Directions for this task: Look through the records and copy every line in which "Intl" appears.

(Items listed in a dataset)
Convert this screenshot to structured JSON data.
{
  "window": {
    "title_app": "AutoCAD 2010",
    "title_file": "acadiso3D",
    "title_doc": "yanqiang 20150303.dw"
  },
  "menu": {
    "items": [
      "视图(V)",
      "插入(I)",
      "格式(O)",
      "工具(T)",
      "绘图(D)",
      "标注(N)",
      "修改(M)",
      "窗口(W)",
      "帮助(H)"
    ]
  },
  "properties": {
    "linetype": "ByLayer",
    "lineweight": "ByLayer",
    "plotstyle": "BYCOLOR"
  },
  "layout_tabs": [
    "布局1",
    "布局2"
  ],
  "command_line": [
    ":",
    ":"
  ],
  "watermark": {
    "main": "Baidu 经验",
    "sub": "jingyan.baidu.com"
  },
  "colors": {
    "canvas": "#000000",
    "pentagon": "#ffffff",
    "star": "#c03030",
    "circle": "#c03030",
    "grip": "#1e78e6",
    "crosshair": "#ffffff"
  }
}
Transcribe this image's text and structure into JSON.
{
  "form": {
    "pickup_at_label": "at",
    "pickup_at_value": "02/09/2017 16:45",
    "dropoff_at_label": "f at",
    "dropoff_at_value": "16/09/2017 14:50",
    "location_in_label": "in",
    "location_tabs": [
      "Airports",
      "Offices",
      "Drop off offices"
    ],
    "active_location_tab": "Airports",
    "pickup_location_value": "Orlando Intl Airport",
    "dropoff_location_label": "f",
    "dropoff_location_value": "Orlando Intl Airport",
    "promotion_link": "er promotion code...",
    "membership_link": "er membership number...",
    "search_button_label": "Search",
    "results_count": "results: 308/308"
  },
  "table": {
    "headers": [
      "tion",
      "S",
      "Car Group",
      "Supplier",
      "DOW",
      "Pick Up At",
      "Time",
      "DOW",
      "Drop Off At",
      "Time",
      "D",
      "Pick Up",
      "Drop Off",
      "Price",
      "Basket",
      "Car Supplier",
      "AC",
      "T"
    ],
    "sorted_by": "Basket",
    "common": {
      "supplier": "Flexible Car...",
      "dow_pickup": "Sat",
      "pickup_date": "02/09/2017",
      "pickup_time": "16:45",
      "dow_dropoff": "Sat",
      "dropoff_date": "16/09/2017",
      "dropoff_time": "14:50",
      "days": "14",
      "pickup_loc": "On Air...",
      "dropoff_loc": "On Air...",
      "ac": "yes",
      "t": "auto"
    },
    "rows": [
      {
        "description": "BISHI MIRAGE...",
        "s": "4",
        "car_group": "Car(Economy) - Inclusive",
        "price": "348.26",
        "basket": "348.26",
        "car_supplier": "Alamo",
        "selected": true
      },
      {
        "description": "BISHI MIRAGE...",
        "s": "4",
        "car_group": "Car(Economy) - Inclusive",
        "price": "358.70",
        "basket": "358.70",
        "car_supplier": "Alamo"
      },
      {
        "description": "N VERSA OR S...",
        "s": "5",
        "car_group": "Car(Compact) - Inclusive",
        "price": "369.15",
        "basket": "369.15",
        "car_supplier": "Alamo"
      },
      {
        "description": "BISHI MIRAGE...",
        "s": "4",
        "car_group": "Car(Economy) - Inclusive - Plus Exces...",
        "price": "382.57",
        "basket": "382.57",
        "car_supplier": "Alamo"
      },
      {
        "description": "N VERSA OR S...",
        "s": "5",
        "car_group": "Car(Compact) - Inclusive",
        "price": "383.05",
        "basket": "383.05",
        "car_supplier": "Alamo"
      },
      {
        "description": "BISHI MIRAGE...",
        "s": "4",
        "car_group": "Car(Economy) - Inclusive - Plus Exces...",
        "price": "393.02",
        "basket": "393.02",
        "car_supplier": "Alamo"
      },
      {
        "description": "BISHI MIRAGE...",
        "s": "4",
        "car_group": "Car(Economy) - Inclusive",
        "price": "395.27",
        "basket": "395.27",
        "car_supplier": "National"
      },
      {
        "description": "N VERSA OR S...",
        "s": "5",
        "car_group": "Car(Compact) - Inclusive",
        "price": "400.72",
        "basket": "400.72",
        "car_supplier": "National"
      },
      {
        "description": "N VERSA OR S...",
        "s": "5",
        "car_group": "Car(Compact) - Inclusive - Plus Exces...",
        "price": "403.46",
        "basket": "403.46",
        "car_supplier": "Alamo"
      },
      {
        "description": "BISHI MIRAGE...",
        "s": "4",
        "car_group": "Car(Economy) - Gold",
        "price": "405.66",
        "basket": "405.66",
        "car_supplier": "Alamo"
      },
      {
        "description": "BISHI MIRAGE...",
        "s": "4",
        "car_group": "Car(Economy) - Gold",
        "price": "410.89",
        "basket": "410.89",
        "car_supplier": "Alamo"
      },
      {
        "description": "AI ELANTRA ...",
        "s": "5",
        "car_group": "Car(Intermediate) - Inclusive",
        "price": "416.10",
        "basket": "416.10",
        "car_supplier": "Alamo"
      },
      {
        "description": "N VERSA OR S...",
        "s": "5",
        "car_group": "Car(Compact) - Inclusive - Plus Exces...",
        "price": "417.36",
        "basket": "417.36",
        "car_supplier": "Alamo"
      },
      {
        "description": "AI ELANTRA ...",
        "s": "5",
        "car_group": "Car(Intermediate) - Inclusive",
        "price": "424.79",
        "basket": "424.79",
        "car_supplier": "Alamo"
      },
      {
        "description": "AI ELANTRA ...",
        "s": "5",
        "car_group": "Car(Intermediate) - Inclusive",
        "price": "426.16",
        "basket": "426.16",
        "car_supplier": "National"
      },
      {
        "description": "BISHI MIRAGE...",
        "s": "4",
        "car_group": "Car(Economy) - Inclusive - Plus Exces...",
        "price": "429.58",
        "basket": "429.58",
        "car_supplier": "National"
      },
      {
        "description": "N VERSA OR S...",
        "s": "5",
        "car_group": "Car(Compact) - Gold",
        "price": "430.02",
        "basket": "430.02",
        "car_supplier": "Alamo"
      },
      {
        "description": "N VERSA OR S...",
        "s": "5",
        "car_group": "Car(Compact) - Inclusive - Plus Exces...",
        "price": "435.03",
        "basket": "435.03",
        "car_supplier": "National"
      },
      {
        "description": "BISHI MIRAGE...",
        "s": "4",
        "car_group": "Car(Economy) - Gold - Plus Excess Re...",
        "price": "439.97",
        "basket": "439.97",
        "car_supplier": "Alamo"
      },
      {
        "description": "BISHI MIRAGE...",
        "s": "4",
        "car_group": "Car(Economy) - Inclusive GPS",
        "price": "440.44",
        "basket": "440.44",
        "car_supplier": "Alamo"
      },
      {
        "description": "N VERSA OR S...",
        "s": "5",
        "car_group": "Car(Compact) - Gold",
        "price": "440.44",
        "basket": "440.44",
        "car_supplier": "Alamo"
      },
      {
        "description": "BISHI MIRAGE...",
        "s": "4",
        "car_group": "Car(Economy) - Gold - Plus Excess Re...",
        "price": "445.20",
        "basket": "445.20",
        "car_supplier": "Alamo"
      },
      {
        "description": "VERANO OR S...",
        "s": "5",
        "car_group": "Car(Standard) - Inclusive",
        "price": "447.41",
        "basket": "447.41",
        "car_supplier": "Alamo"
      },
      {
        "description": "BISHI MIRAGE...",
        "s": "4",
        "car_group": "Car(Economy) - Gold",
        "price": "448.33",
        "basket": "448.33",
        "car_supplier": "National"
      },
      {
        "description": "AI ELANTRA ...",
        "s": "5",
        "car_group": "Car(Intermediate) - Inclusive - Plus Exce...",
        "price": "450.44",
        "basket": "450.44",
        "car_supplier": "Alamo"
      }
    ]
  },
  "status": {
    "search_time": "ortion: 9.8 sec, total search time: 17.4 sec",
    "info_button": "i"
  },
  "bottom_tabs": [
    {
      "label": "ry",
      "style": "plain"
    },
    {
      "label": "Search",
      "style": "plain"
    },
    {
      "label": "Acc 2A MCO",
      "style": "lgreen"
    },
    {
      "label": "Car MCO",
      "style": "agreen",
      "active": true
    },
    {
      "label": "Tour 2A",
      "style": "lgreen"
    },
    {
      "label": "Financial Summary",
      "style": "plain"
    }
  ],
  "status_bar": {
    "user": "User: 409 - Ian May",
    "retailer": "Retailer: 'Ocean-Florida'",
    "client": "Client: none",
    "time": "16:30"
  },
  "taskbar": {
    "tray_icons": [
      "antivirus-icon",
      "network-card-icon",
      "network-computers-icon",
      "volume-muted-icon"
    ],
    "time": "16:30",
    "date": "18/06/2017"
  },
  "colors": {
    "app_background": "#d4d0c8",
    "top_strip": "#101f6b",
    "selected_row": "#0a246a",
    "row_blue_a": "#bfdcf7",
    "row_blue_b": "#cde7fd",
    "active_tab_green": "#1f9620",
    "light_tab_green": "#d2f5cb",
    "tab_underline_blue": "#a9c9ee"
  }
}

Task output:
    "pickup_location_value": "Orlando Intl Airport",
    "dropoff_location_value": "Orlando Intl Airport",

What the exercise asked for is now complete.